1 x apple picked in my son’s allotment – 0g

1 x fig picked in my son’s allotment – 0g

Note: On a hill in North London sits a piece of paradise. These allotments are both beautiful, creative and abundant with fruit and vegetables.

Walk 6 miles – 0g

Note: A long downhill walk through some very car dominated roads. It is incredibly polluted. And my mind boggles at the carbon emitted just on one Sunday of short car trips. But only one road was dangerous to cross so more accessible than I imagined. I kept to main roads to keep it direct and not to get lost. Finally in Finsbury Park an opportunity to dance to some wonderful drumming Completely unexpected. I must dance more outside in London.
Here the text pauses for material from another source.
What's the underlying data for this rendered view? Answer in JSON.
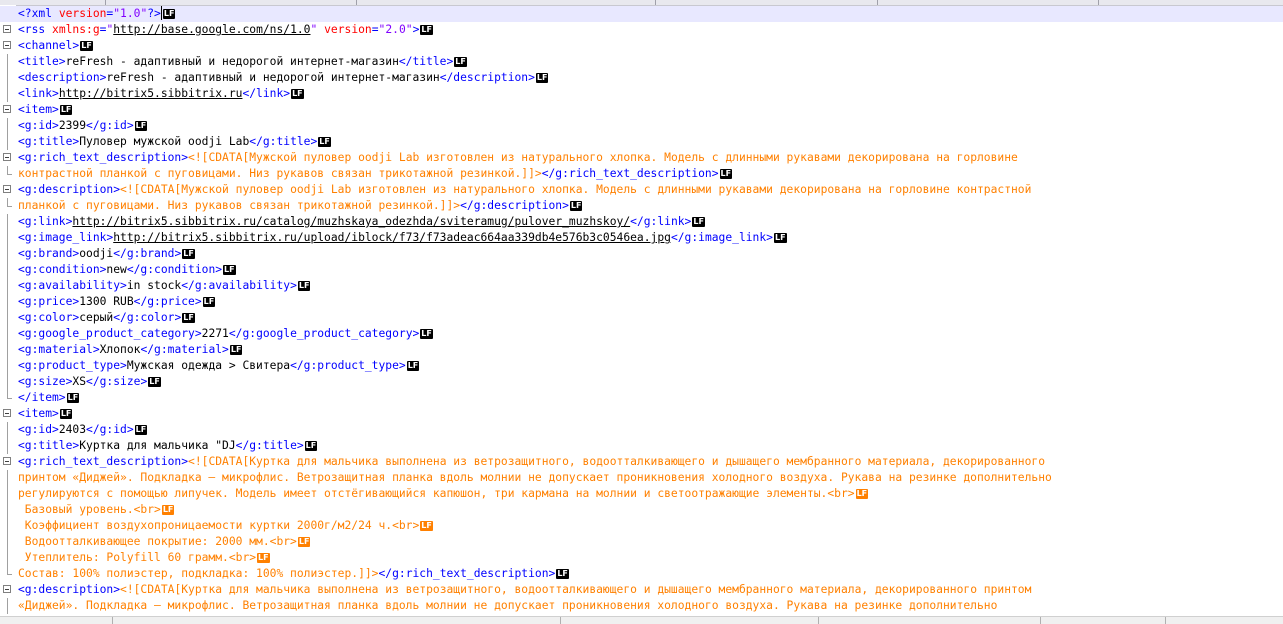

1 mile bus – 150g

Note: The last mile felt a bit too much. specially after the dancing!

Vegetable crisps – 300g

yoghurt lassi – 300g

2 hours TV – 180g

Time online approximately 5 hours

Data and servers – 5 x 50 = 250g

Device laptop  – 5 x ?

Fridge – 64g

Average water use – 38g

Saturday 29th August

Load of laundry – 600g

Note: windy day so maybe savings on carbon to be made today. Wind turbine generated energy rather than coal and gas? Dried on the line as always.

Matcha tea – 21g

2 x fried bread with 2 eggs – 750g

Cycle ride 4 miles – 12g

Feta, spinach pastry – 300g

Latte with oatmilk – 50g

Swim in lido -?

Shower 3 minutes – 90g

2 x local seasonal apples – 20g

Japanese tea – 21g

Broccoli, chilli, garlic, anchovy wholewheat pasta – 600g

Washing up with electric kettle rather than gas boiler – ?

Time online approximately 5 hours

Data and servers – 5 x 50 = 250g

Device laptop  – 5 x ?

Fridge – 64g

Average water use – 38g